NEW YORK (AP) _ Texas Air Corp. Chairman Frank Lorenzo said Wednesday he turned down Peter V. Ueberroth's proposed purchase of Eastern Airlines because a takeover by a trustee was bad for the airlines' shareholders.

Lorenzo gave his reasons for the purchase collapse to Columbia University graduate students at a lecture that was closed to the media.

Ueberroth offered $464 million for the strikebound airline and the deal for a time seemed likely until talks broke down for good over the issue of who would control the airline as it emerged from bankruptcy.

Eastern's unions demanded that the courts appoint a trustee but Lorenzo refused.

''He blamed it (the collapse) on the unions,'' said Michael Danitz, 27. ''He felt he should have been running the airline in the interim. He felt he was better qualified being in the airline (business) than somebody who's a trustee of the court.''

Steve Mazzari, 27, another student, said Lorenzo gave the audience a historical perspective on the Eastern troubles and then explained ''why the Uebberoth deal did not fly.''

Lorenzo told the students he wanted to ''run the company until we can pay our shareholders,'' he said. ''He said he was looking for the best deal in the interest of the shareholders. He thought hiring a trustee was not in their best interest.''

Another student who asked not to be identified said Lorenzo told them he planned to sell some of Eastern's assets ''and that will be better for the shareholders.''

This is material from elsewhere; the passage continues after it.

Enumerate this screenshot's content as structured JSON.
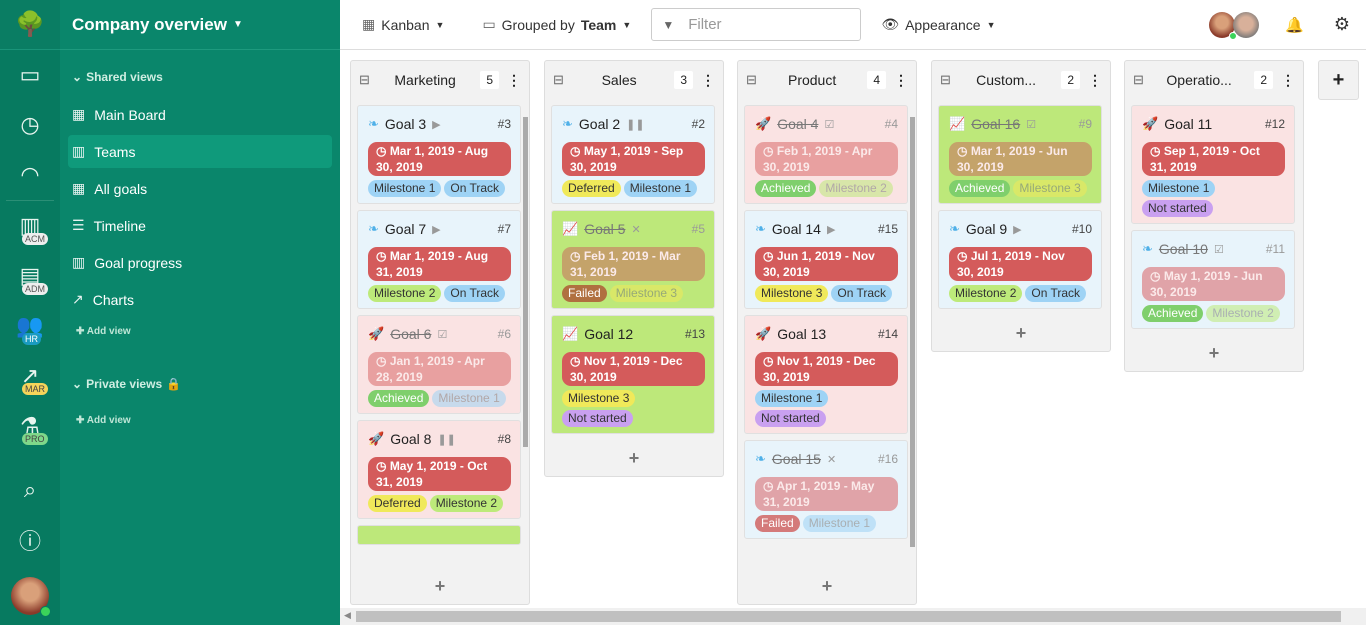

About 100 protesters marched outside Uris Hall, where Lorenzo spoke for 20 minutes about the airline industry since deregulation and then answered students' questions for another 40 minutes.

One protester carried a sign that read, ''Frankie smooth talk '59. Some things never change.'' Lorenzo was graduated from Columbia in 1959.

The executive avoided the protesters by going through an underground entrance to address the lecture which had been scheduled since November as part of the university's Distinguished Lecture Series.

Marie-Odile Taillard, chairwoman of the series, said Lorenzo had asked that reporters not be among the 250 to 300 graduate business students who warmly applauded him at the conclusion of his lecture.

But not all the students were impressed.

''I went in there with a pretty bad impression of him and it didn't change,'' said one student, who asked not to be identified.

''He felt he was a scapegoat. He blamed everybody else for the situation. He seemed very unemotional,'' the student said.

Outside, striking Eastern pilot Harry MacLaughlin, 58, marched with other protesters as four security officers checked student identification cards at the building's front entrance.

''He's a brilliant person, a financial wizard,'' MacLaughlin said of Lorenzo. ''But he treats his employees in a demeaning manner.''

Danitz said one student asked Lorenzo what the students should do if they someday find themselves embroiled in a difficult labor situation.

''If it's a non-union place, don't let them in,'' Danitz quoted Lorenzo as saying.

''He said if management is doing a good job, there's no reason for unions to come in,'' Danitz said.